The next reason is a 1-2 punch of comfort and mental health: the climate. Longmont gets roughly 15” of rain annually, compared to Pittsburgh, which gets about 38” of rain. Not counting this summer (which was very dry for Pittsburgh), there were weeks where I had to avoid mowing parts of my lawn because it was so wet and swampy that my riding mower would sink. Planning out neighborhood walks was often a question of when the next break in the rain was going to be, and one needed to have an umbrella on hand at all times. Residents of Western Pennsylvania, even those who live nowhere near a river or creek are familiar with water getting into basements, just as a result of how rainy it gets here.
In contrast, every house listing for a rental or sale in Longmont makes mention of a sprinkler system for the lawn (to be honest I’m not sure how I feel about paying for extra water to grow grass). When we visited in June, there was a fairly heavy yet average storm that rolled through the one afternoon. At a meetup in town that evening, some folks that we met were talking about it like it was a hurricane.
Longmont averages 247 sunny days a year, which is a net increase of 87 over Pittsburgh’s average of 160 days. When our last daughter was born, I didn’t get to show her the sun until she was 5 days old. Like not “it was cloudy” or “oh it’s overcast” – just a blanket of soul-crushing grey for days on end.
I’m not a doctor, but I am fairly certain that season affective disorder (SAD) has become a big problem for our family in recent years. There is nothing like waking up after a good night’s sleep and looking outside and having all that energy and determination drain out of you instantly. I don’t expect to never have a rainy or grey day in Longmont, but the difference in climate is going to be a big positive change for us.
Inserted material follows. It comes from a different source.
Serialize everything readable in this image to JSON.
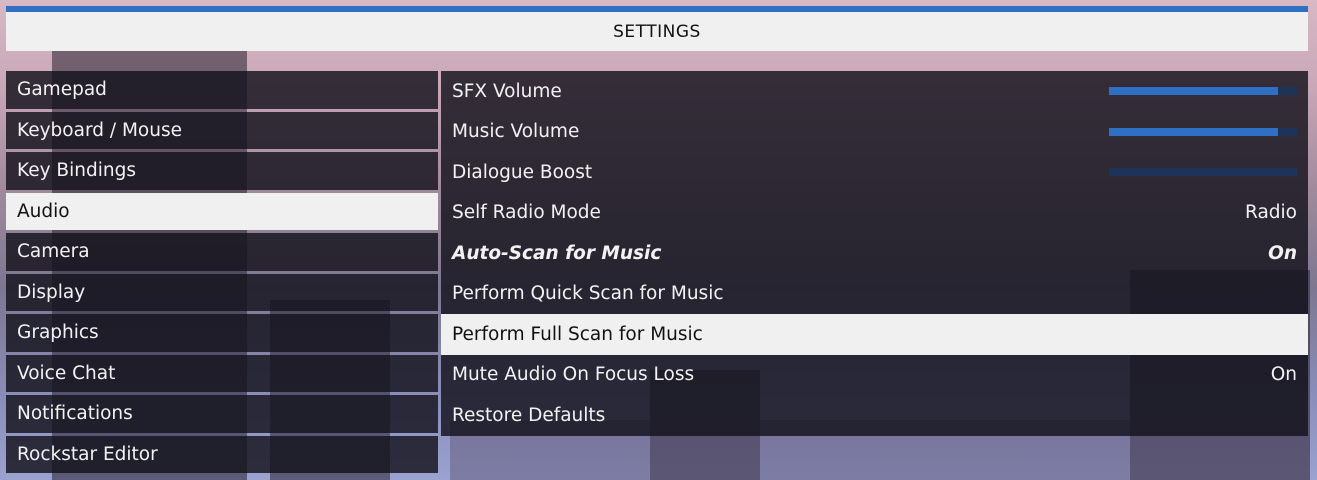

Lastly, have you ever had the feeling that you just need to do something, and if you don’t, it will nag you for the rest of your life? Like having an itch that you just can’t scratch, something just under the surface that you can’t put your finger on. That’s pretty much where I am at with this move.
Yes, we could wait until all of our kids are out of high school, but that’s fifteen years from now. We could even wait until our oldest graduates high school. Due to age differences, the younger kids wouldn’t be in high school yet – we aren’t trying to move kids while they are dealing with high school BS. But even that event is six years away, and things change fast. There will always be another reason to stick around, and we felt that if we didn’t take this opportunity to jump now, we likely wouldn’t.
I will admit that there are still nights that I wake up in the middle of the night, with a sinking feeling that we are making the wrong decision. That we are going to go to all of this trouble and then get out there and it’s all gonna go sideways. Then I wake up a little and calm down and remind myself that this isn’t about what we are leaving behind, it never was. It’s about what we are moving towards – the start of a new chapter in our lives. We aren’t dying, we aren’t going to disappear from the lives of our family and friends. If the COVID-19 situation has taught us anything, it’s that we can still stay close with people even though we are apart.
With my family here, Kat’s family a short drive away in VA, and all of our friends (new and old) here, this was a tough decision. One that we took months to ponder. Although many spreadsheets were created in service to planning this move, none of the big decisions were made by formula, but by feeling.